This weekend was the most positive I can recall as an Evertonian, and that was without kicking a ball in anger.

Finally, the ten-year search for investment is over, and Everton can move forward with a billionaire sitting on the board and making decisions. This story has been brewing for the past few months, yet I haven’t put anything up on this blog because I haven’t got anything new to add except my opinion.

To recap for those who haven’t followed it, Everton were in talks with a couple of Americans, a Chinese consortium and there were rumours of Indian and Thai involvement. Yet none of those were the path we chose.

Instead, 60-year-old Iranian Farhad Moshiri has bought, subject to Premier League ratification, a 49.9% stake in Everton. Bill Kenwright will seemingly remain as chairman. That percentage will be crucial, as Kenwright and co can outvote Moshiri should he make a decision that is unpopular.


For Moshiri, it’s a start – toes in the water, tests to see how the club goes under his investment, while still having the ability to buy more stakes and assume complete control. You have to assume that’s his end game, even the most naïve of Everton fans would have to see that he’s in this to gain full control eventually, not be a puppet to Kenwright and friends.

Moshiri used to own 15% of Arsenal. He sold that to his friend, Alisher Usmanov, in order to buy into Everton. As part of a fantastic series of coverage on the event, the Liverpool Echo wrote:

The Arsenal supporters who met with the Iranian found him to be very business-like but his enthusiasm to be more involved with the running of the club – and investing in it – was clear.

They were left with the distinct impression that he viewed his role at a Premier League football club as hands-on and not one where he would be happy to just sit on his investment.

The signs are positive. Here is a man with money (his estimated worth is £1.3bn – not filthy rich, but better off than Liverpool’s owners for example), and Premier League experience. He genuinely seems to want to run a football club, without debt and with potential. While the without debt part will be basically impossible, what he can bring is the promise of a better future.

I’m happier with Moshiri behind Kenwright than a couple of American businessmen. American owners, being very stereotypical here, haven’t worked for mid-table sides in the past and there’s no evidence to suggest they would now.

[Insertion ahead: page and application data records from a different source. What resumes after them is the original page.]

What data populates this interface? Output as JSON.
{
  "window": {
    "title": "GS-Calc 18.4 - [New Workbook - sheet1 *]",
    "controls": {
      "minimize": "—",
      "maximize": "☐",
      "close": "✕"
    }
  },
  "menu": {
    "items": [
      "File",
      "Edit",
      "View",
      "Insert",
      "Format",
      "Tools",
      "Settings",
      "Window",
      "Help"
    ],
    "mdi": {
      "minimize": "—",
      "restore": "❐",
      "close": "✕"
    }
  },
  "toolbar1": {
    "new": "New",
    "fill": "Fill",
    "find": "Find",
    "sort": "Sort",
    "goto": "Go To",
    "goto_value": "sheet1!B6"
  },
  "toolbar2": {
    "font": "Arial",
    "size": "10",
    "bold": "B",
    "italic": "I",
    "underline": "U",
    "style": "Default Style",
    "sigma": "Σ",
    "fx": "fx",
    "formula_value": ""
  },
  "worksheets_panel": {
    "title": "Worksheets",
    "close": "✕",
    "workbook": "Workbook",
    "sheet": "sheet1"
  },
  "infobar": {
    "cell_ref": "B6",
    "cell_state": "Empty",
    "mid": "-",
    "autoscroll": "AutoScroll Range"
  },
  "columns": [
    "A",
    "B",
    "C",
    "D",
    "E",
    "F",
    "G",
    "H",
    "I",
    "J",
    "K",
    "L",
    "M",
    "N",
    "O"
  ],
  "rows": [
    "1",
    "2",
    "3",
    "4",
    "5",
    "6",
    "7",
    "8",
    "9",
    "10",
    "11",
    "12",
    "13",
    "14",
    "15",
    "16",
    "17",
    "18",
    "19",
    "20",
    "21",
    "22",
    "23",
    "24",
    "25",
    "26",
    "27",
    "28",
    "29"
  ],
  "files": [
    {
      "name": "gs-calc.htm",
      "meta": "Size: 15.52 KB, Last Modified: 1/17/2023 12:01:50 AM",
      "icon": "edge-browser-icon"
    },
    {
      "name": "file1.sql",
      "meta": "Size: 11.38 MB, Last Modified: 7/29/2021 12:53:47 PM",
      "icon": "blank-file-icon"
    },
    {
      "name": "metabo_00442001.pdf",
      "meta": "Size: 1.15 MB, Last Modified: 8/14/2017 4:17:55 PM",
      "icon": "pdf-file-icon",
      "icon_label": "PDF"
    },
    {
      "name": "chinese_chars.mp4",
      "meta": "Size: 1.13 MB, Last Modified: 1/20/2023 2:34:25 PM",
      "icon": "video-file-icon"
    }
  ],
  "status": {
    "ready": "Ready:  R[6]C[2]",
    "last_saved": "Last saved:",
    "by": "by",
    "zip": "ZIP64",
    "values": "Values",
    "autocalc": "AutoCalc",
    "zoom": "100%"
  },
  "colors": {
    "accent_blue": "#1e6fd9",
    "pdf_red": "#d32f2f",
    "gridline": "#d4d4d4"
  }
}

I’ve always been on the fence about investment. I would hate for my club to lose the principles on which it is built. I would hate to lose history at a stab at an uncertain future, and I would hate to turn out like Blackpool or Blackburn. We all want a Chelsea or a City but the reality is, they are few and far between.


Kenwright has conducted the search in the right way, which is something I’ve said from the start. He’s looked for someone who can take Everton forward but who cares about running the club the right way. There were worries he’d try to hold on to power forever, but thankfully they have been quashed now.

Over the years, I’ve come to see that investment is vital. While I’m not afraid to see our club remain in mid table, not challenging for honours but not getting relegated either, the reality is that even that wouldn’t last forever.

You need to take opportunities to move up the league, and with the influx of TV money and success of Leicester and Tottenham this year, the next few years may well be the ones where a new superpower can enter the Premier League. Moshiri’s money probably won’t allow us to win titles, but it can certainly put us in a more attractive position. For example, Champions League is now a realistic aim.

Everton didn’t take to the field this weekend. We were meant to play Liverpool, who instead took part in a cup final. A cup final that, realistically, we could have appeared at as well. The semi-final loss to City was a perfect example of how frustrating the Kenwright years have been. Good enough to lead the tie for 3/4s of it, not good enough to finish it off.


Our eventual aim?

Hopefully, that frustration is the last we see for a while. Although, in true Everton style, I guarantee we will lose to Aston Villa later.